Exercise brief :: The answer is the full set of records, given again exactly and without images.

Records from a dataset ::
----------
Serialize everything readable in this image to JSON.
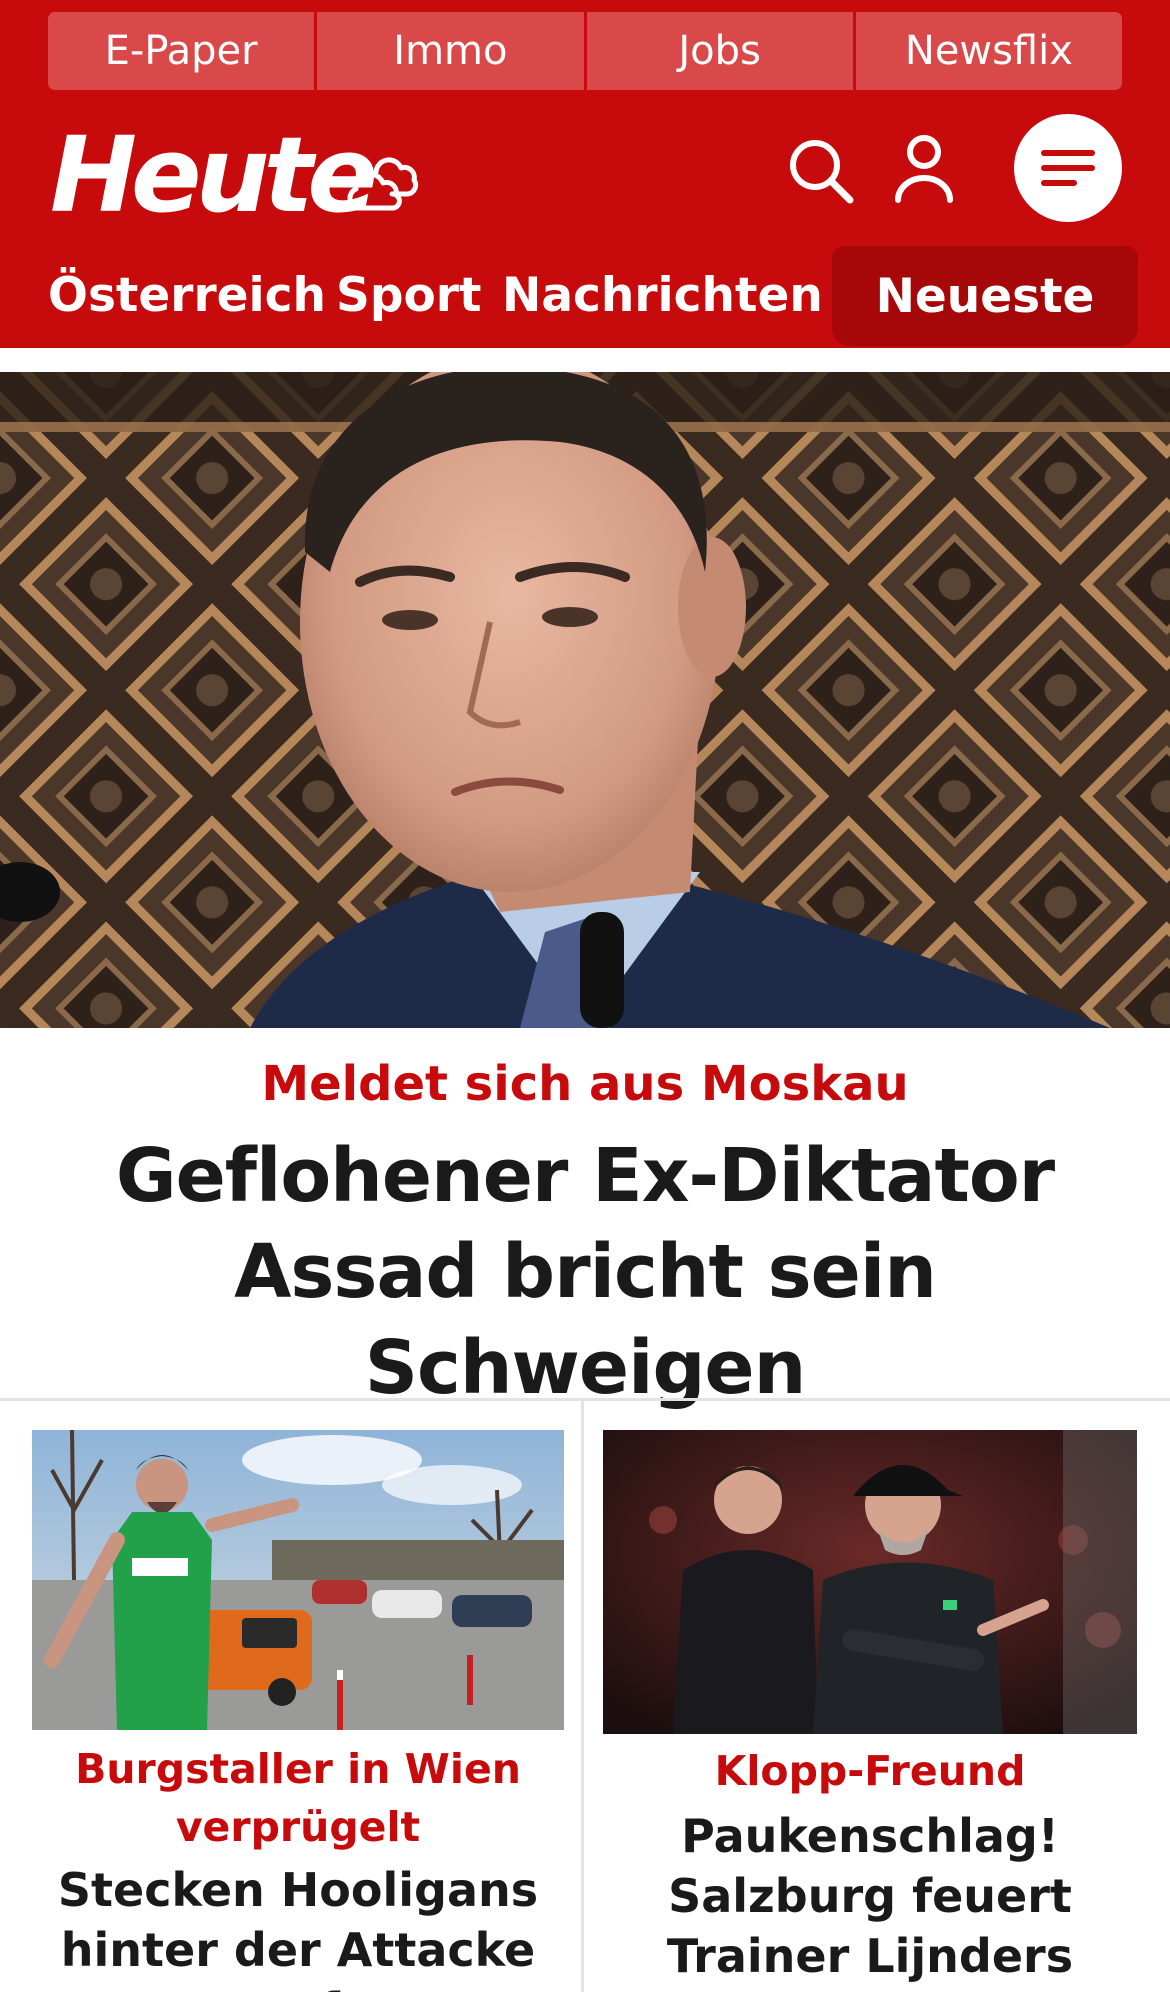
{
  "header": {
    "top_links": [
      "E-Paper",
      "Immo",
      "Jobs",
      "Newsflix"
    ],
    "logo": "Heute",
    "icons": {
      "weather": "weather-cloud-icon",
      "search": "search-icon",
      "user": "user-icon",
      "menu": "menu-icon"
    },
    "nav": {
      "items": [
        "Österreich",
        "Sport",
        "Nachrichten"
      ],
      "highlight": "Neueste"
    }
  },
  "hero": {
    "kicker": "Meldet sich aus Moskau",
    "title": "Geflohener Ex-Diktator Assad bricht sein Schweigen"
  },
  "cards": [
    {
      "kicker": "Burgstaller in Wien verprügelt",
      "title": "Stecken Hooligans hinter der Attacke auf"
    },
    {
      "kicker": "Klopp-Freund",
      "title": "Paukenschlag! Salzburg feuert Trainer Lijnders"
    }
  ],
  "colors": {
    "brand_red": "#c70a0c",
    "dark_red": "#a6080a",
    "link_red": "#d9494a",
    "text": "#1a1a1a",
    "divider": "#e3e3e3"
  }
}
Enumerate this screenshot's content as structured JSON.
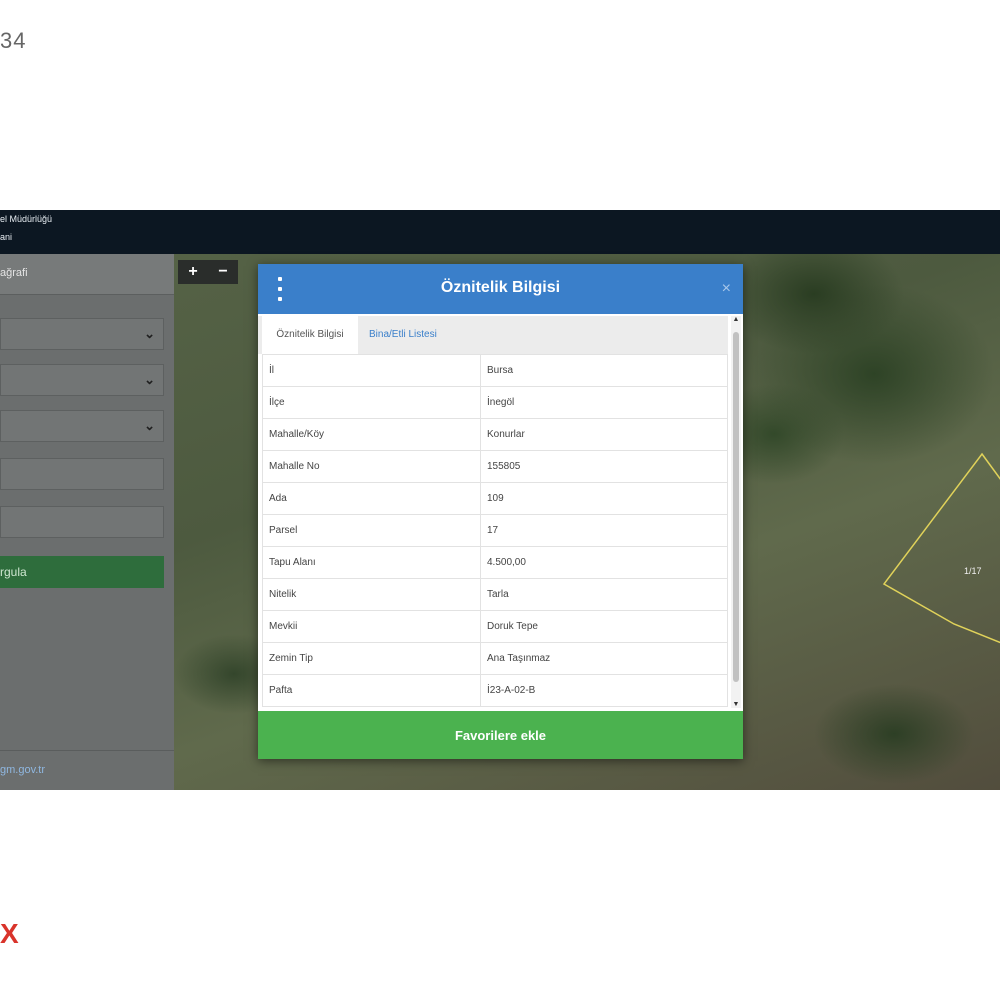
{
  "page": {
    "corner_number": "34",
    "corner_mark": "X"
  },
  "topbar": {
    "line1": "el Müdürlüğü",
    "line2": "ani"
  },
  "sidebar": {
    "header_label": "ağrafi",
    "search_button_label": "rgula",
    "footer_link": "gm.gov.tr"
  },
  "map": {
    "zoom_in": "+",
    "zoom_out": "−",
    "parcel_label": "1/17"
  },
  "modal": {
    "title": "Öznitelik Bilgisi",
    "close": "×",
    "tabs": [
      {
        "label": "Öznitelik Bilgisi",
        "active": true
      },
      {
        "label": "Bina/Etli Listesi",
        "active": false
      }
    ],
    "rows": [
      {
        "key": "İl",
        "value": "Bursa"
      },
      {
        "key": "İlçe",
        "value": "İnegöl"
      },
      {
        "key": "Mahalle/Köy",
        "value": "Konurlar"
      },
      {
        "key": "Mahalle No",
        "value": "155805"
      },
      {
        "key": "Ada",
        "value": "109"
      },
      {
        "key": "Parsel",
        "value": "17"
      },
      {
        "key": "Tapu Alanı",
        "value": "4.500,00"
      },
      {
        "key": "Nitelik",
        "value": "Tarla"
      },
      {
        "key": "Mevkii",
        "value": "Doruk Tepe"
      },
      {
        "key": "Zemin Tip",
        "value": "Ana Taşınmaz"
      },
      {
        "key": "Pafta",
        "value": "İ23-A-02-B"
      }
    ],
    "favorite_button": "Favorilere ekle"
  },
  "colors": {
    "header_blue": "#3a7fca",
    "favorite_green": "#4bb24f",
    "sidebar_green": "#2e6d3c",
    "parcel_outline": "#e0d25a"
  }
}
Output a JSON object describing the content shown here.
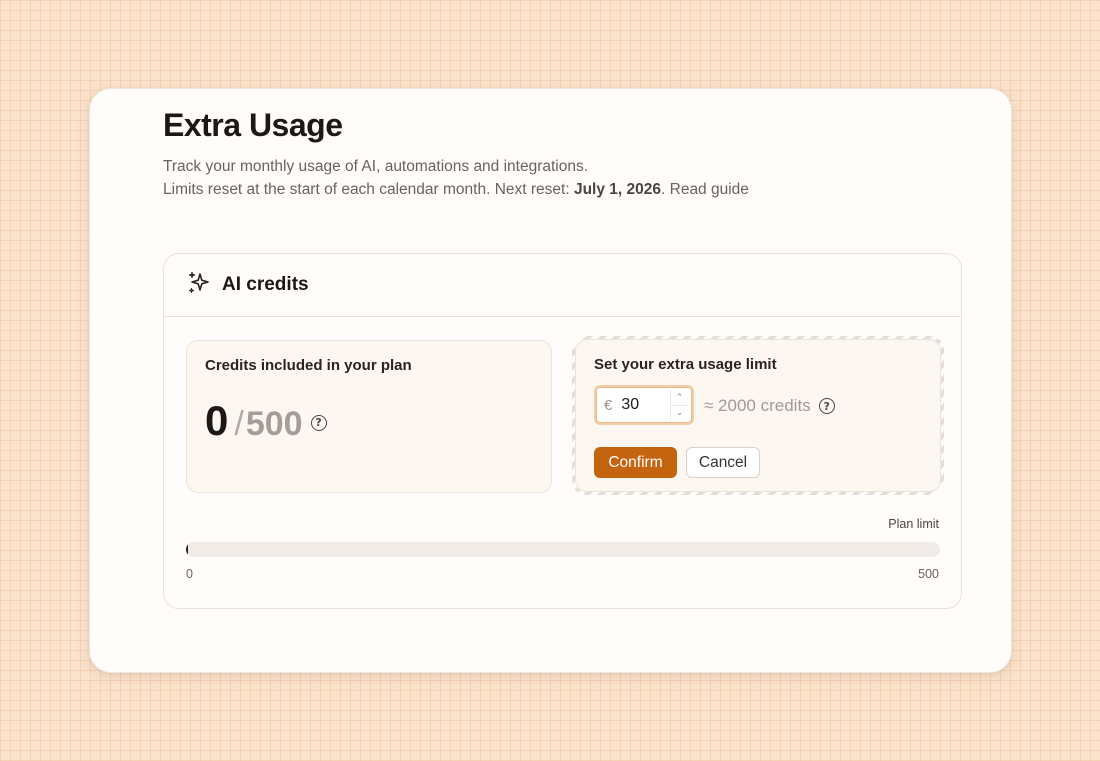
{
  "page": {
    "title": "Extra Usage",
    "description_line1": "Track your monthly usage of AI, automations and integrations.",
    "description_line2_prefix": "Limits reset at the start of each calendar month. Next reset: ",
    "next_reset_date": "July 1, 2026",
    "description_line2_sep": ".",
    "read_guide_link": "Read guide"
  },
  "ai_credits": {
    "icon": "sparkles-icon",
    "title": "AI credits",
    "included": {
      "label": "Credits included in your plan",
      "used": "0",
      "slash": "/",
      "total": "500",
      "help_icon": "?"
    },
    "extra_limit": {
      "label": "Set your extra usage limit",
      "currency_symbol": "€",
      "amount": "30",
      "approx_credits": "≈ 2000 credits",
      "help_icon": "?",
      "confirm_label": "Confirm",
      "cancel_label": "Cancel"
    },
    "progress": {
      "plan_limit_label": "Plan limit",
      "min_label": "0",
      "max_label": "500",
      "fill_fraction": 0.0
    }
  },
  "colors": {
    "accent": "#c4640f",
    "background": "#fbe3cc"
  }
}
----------
Answer to this problem ::
Serialize everything readable in this image to JSON.
{
  "header": {
    "top_links": [
      "E-Paper",
      "Immo",
      "Jobs",
      "Newsflix"
    ],
    "logo": "Heute",
    "icons": {
      "weather": "weather-cloud-icon",
      "search": "search-icon",
      "user": "user-icon",
      "menu": "menu-icon"
    },
    "nav": {
      "items": [
        "Österreich",
        "Sport",
        "Nachrichten"
      ],
      "highlight": "Neueste"
    }
  },
  "hero": {
    "kicker": "Meldet sich aus Moskau",
    "title": "Geflohener Ex-Diktator Assad bricht sein Schweigen"
  },
  "cards": [
    {
      "kicker": "Burgstaller in Wien verprügelt",
      "title": "Stecken Hooligans hinter der Attacke auf"
    },
    {
      "kicker": "Klopp-Freund",
      "title": "Paukenschlag! Salzburg feuert Trainer Lijnders"
    }
  ],
  "colors": {
    "brand_red": "#c70a0c",
    "dark_red": "#a6080a",
    "link_red": "#d9494a",
    "text": "#1a1a1a",
    "divider": "#e3e3e3"
  }
}
Enumerate this screenshot's content as structured JSON.
{
  "page": {
    "corner_number": "34",
    "corner_mark": "X"
  },
  "topbar": {
    "line1": "el Müdürlüğü",
    "line2": "ani"
  },
  "sidebar": {
    "header_label": "ağrafi",
    "search_button_label": "rgula",
    "footer_link": "gm.gov.tr"
  },
  "map": {
    "zoom_in": "+",
    "zoom_out": "−",
    "parcel_label": "1/17"
  },
  "modal": {
    "title": "Öznitelik Bilgisi",
    "close": "×",
    "tabs": [
      {
        "label": "Öznitelik Bilgisi",
        "active": true
      },
      {
        "label": "Bina/Etli Listesi",
        "active": false
      }
    ],
    "rows": [
      {
        "key": "İl",
        "value": "Bursa"
      },
      {
        "key": "İlçe",
        "value": "İnegöl"
      },
      {
        "key": "Mahalle/Köy",
        "value": "Konurlar"
      },
      {
        "key": "Mahalle No",
        "value": "155805"
      },
      {
        "key": "Ada",
        "value": "109"
      },
      {
        "key": "Parsel",
        "value": "17"
      },
      {
        "key": "Tapu Alanı",
        "value": "4.500,00"
      },
      {
        "key": "Nitelik",
        "value": "Tarla"
      },
      {
        "key": "Mevkii",
        "value": "Doruk Tepe"
      },
      {
        "key": "Zemin Tip",
        "value": "Ana Taşınmaz"
      },
      {
        "key": "Pafta",
        "value": "İ23-A-02-B"
      }
    ],
    "favorite_button": "Favorilere ekle"
  },
  "colors": {
    "header_blue": "#3a7fca",
    "favorite_green": "#4bb24f",
    "sidebar_green": "#2e6d3c",
    "parcel_outline": "#e0d25a"
  }
}
Output a JSON object describing the content shown here.
{
  "page": {
    "title": "Extra Usage",
    "description_line1": "Track your monthly usage of AI, automations and integrations.",
    "description_line2_prefix": "Limits reset at the start of each calendar month. Next reset: ",
    "next_reset_date": "July 1, 2026",
    "description_line2_sep": ".",
    "read_guide_link": "Read guide"
  },
  "ai_credits": {
    "icon": "sparkles-icon",
    "title": "AI credits",
    "included": {
      "label": "Credits included in your plan",
      "used": "0",
      "slash": "/",
      "total": "500",
      "help_icon": "?"
    },
    "extra_limit": {
      "label": "Set your extra usage limit",
      "currency_symbol": "€",
      "amount": "30",
      "approx_credits": "≈ 2000 credits",
      "help_icon": "?",
      "confirm_label": "Confirm",
      "cancel_label": "Cancel"
    },
    "progress": {
      "plan_limit_label": "Plan limit",
      "min_label": "0",
      "max_label": "500",
      "fill_fraction": 0.0
    }
  },
  "colors": {
    "accent": "#c4640f",
    "background": "#fbe3cc"
  }
}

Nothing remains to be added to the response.